Intel initiated a company-wide restructuring plan in 2006 to bolster its flagging product leadership position and improve its efficiency and effectiveness. Stacy Smith, then the assistant CFO, led the effort, which has resulted in compound annual revenue and earnings growth of 9% and 23%, respectively. The initiative trimmed Intel’s employee headcount, reduced its layers of management and produced $7 billion in annual productivity gains. Smith, who was named CFO in 2007, notes the company was fortunate to begin the initiative before the financial crisis. He discusses how the crisis has impacted Intel and the issues facing finance departments.
T&R: What safeguards against future financial crisis has Intel adopted?
Smith: Intel had a relatively conservative profile with our excess cash even prior to the financial crisis, so our portfolio was not significantly impacted. Since the crisis we have tightened our credit policies somewhat, especially with banks. We continue to lend to European sovereigns and banks, but only ones of the highest credit quality. We’ve also invested a small portion of our portfolio in U.S. [Treasury] bills to provide the ultimate liquidity in case of a future crisis.
T&R: How did the financial crisis impact the role of the CFO?
Smith: We were well positioned going into the crisis because we had done our restructuring the year before. I did spend more of my time focusing on liquidity. That said, I am fortunate to have one of the best treasury teams in the world and they had done a good job of anticipating the issues and positioning the company for optimal safety without taking big write-downs. That allowed me to continue to focus the majority of my time on business execution and strategy. Ultimately, we made some decisions in the downturn that accelerated product development, and we built some leading-edge factories at a time when others were pulling back. In my mind, those decisions set the stage for the record results we are currently achieving.
T&R: What does Intel see as the most important finance-department issues looking ahead?
Smith: Intel’s finance organization charter is focused on maximizing shareholder value. This includes a focus on maximizing and growing profits, ensuring legal compliance, effective risk control, and developing world-class financial professionals. Each person in the finance organization knows this charter and tries to live up to it every day. And interestingly, most of the company would tell you this is what they expect out of finance, albeit in their own words. They hold us accountable to this charter.
T&R: Still from a finance perspective, where are the biggest opportunities and risks?
Smith: The market for computing is exploding, ranging from high-end ultrabooks, to tablets, smartphones, security systems and even in-vehicle technology. And all of these devices compute and connect to the Internet, which drives a build-out of global server infrastructure that these devices connect to. Intel is uniquely situated to benefit from this trend, which makes this time in our history very exciting. From the finance standpoint, we are actively partnering with the business to get the right strategies in place, to drive execution, and to deploy resources in places where we can maximize return for our shareholders.

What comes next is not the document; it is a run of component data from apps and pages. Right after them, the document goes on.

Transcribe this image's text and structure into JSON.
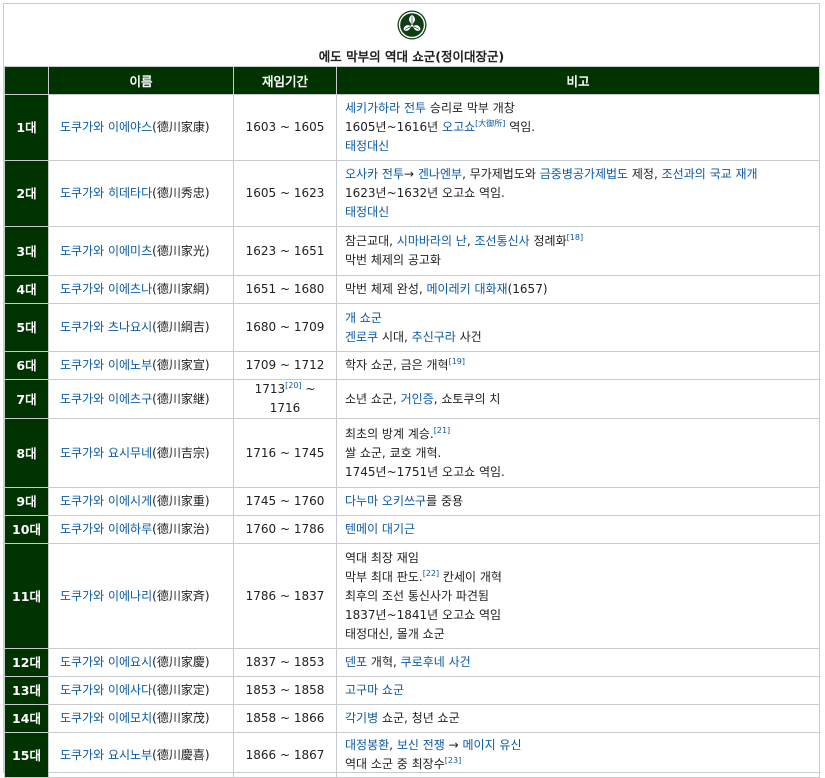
{
  "caption": "에도 막부의 역대 쇼군(정이대장군)",
  "crest_icon": "tokugawa-hollyhock-crest-icon",
  "colors": {
    "header_bg": "#003300",
    "link": "#0b5aa6",
    "border": "#c8ccd1"
  },
  "columns": [
    "",
    "이름",
    "재임기간",
    "비고"
  ],
  "rows": [
    {
      "gen": "1대",
      "name_link": "도쿠가와 이에야스",
      "name_kanji": "(德川家康)",
      "period_start": "1603",
      "period_sup": "",
      "period_end": "1605",
      "notes": [
        [
          {
            "t": "세키가하라 전투",
            "l": true
          },
          {
            "t": " 승리로 막부 개창",
            "l": false
          }
        ],
        [
          {
            "t": "1605년~1616년 ",
            "l": false
          },
          {
            "t": "오고쇼",
            "l": true
          },
          {
            "t": "[大御所]",
            "s": true
          },
          {
            "t": " 역임.",
            "l": false
          }
        ],
        [
          {
            "t": "태정대신",
            "l": true
          }
        ]
      ],
      "h": 66
    },
    {
      "gen": "2대",
      "name_link": "도쿠가와 히데타다",
      "name_kanji": "(德川秀忠)",
      "period_start": "1605",
      "period_sup": "",
      "period_end": "1623",
      "notes": [
        [
          {
            "t": "오사카 전투",
            "l": true
          },
          {
            "t": "→ ",
            "l": false
          },
          {
            "t": "겐나엔부",
            "l": true
          },
          {
            "t": ", 무가제법도와 ",
            "l": false
          },
          {
            "t": "금중병공가제법도",
            "l": true
          },
          {
            "t": " 제정, ",
            "l": false
          },
          {
            "t": "조선과의 국교 재개",
            "l": true
          }
        ],
        [
          {
            "t": "1623년~1632년 오고쇼 역임.",
            "l": false
          }
        ],
        [
          {
            "t": "태정대신",
            "l": true
          }
        ]
      ],
      "h": 66
    },
    {
      "gen": "3대",
      "name_link": "도쿠가와 이에미츠",
      "name_kanji": "(德川家光)",
      "period_start": "1623",
      "period_sup": "",
      "period_end": "1651",
      "notes": [
        [
          {
            "t": "참근교대, ",
            "l": false
          },
          {
            "t": "시마바라의 난",
            "l": true
          },
          {
            "t": ", ",
            "l": false
          },
          {
            "t": "조선통신사",
            "l": true
          },
          {
            "t": " 정례화",
            "l": false
          },
          {
            "t": "[18]",
            "s": true
          }
        ],
        [
          {
            "t": "막번 체제의 공고화",
            "l": false
          }
        ]
      ],
      "h": 49
    },
    {
      "gen": "4대",
      "name_link": "도쿠가와 이에츠나",
      "name_kanji": "(德川家綱)",
      "period_start": "1651",
      "period_sup": "",
      "period_end": "1680",
      "notes": [
        [
          {
            "t": "막번 체제 완성, ",
            "l": false
          },
          {
            "t": "메이레키 대화재",
            "l": true
          },
          {
            "t": "(1657)",
            "l": false
          }
        ]
      ],
      "h": 28
    },
    {
      "gen": "5대",
      "name_link": "도쿠가와 츠나요시",
      "name_kanji": "(德川綱吉)",
      "period_start": "1680",
      "period_sup": "",
      "period_end": "1709",
      "notes": [
        [
          {
            "t": "개 쇼군",
            "l": true
          }
        ],
        [
          {
            "t": "겐로쿠",
            "l": true
          },
          {
            "t": " 시대, ",
            "l": false
          },
          {
            "t": "추신구라",
            "l": true
          },
          {
            "t": " 사건",
            "l": false
          }
        ]
      ],
      "h": 48
    },
    {
      "gen": "6대",
      "name_link": "도쿠가와 이에노부",
      "name_kanji": "(德川家宣)",
      "period_start": "1709",
      "period_sup": "",
      "period_end": "1712",
      "notes": [
        [
          {
            "t": "학자 쇼군, 금은 개혁",
            "l": false
          },
          {
            "t": "[19]",
            "s": true
          }
        ]
      ],
      "h": 28
    },
    {
      "gen": "7대",
      "name_link": "도쿠가와 이에츠구",
      "name_kanji": "(德川家継)",
      "period_start": "1713",
      "period_sup": "[20]",
      "period_end": "1716",
      "notes": [
        [
          {
            "t": "소년 쇼군, ",
            "l": false
          },
          {
            "t": "거인증",
            "l": true
          },
          {
            "t": ", 쇼토쿠의 치",
            "l": false
          }
        ]
      ],
      "h": 29
    },
    {
      "gen": "8대",
      "name_link": "도쿠가와 요시무네",
      "name_kanji": "(德川吉宗)",
      "period_start": "1716",
      "period_sup": "",
      "period_end": "1745",
      "notes": [
        [
          {
            "t": "최초의 방계 계승.",
            "l": false
          },
          {
            "t": "[21]",
            "s": true
          }
        ],
        [
          {
            "t": "쌀 쇼군, 쿄호 개혁.",
            "l": false
          }
        ],
        [
          {
            "t": "1745년~1751년 오고쇼 역임.",
            "l": false
          }
        ]
      ],
      "h": 69
    },
    {
      "gen": "9대",
      "name_link": "도쿠가와 이에시게",
      "name_kanji": "(德川家重)",
      "period_start": "1745",
      "period_sup": "",
      "period_end": "1760",
      "notes": [
        [
          {
            "t": "다누마 오키쓰구",
            "l": true
          },
          {
            "t": "를 중용",
            "l": false
          }
        ]
      ],
      "h": 28
    },
    {
      "gen": "10대",
      "name_link": "도쿠가와 이에하루",
      "name_kanji": "(德川家治)",
      "period_start": "1760",
      "period_sup": "",
      "period_end": "1786",
      "notes": [
        [
          {
            "t": "텐메이 대기근",
            "l": true
          }
        ]
      ],
      "h": 28
    },
    {
      "gen": "11대",
      "name_link": "도쿠가와 이에나리",
      "name_kanji": "(德川家斉)",
      "period_start": "1786",
      "period_sup": "",
      "period_end": "1837",
      "notes": [
        [
          {
            "t": "역대 최장 재임",
            "l": false
          }
        ],
        [
          {
            "t": "막부 최대 판도.",
            "l": false
          },
          {
            "t": "[22]",
            "s": true
          },
          {
            "t": " 칸세이 개혁",
            "l": false
          }
        ],
        [
          {
            "t": "최후의 조선 통신사가 파견됨",
            "l": false
          }
        ],
        [
          {
            "t": "1837년~1841년 오고쇼 역임",
            "l": false
          }
        ],
        [
          {
            "t": "태정대신, 몰개 쇼군",
            "l": false
          }
        ]
      ],
      "h": 105
    },
    {
      "gen": "12대",
      "name_link": "도쿠가와 이에요시",
      "name_kanji": "(德川家慶)",
      "period_start": "1837",
      "period_sup": "",
      "period_end": "1853",
      "notes": [
        [
          {
            "t": "덴포",
            "l": true
          },
          {
            "t": " 개혁, ",
            "l": false
          },
          {
            "t": "쿠로후네 사건",
            "l": true
          }
        ]
      ],
      "h": 28
    },
    {
      "gen": "13대",
      "name_link": "도쿠가와 이에사다",
      "name_kanji": "(德川家定)",
      "period_start": "1853",
      "period_sup": "",
      "period_end": "1858",
      "notes": [
        [
          {
            "t": "고구마 쇼군",
            "l": true
          }
        ]
      ],
      "h": 28
    },
    {
      "gen": "14대",
      "name_link": "도쿠가와 이에모치",
      "name_kanji": "(德川家茂)",
      "period_start": "1858",
      "period_sup": "",
      "period_end": "1866",
      "notes": [
        [
          {
            "t": "각기병",
            "l": true
          },
          {
            "t": " 쇼군, 청년 쇼군",
            "l": false
          }
        ]
      ],
      "h": 28
    },
    {
      "gen": "15대",
      "name_link": "도쿠가와 요시노부",
      "name_kanji": "(德川慶喜)",
      "period_start": "1866",
      "period_sup": "",
      "period_end": "1867",
      "notes": [
        [
          {
            "t": "대정봉환",
            "l": true
          },
          {
            "t": ", ",
            "l": false
          },
          {
            "t": "보신 전쟁",
            "l": true
          },
          {
            "t": " → ",
            "l": false
          },
          {
            "t": "메이지 유신",
            "l": true
          }
        ],
        [
          {
            "t": "역대 소군 중 최장수",
            "l": false
          },
          {
            "t": "[23]",
            "s": true
          }
        ]
      ],
      "h": 44
    }
  ]
}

In terms of risk, I continue to worry about another economic shock. At the end of the day, our market growth correlates to GDP growth. So this is something we watch and prepare for. That is the part of the charter where we look at risk and make sure we have the right controls in place and are positioned conservatively. This ensures that we can thrive and create distance between us and the rest of the market if there is another downturn.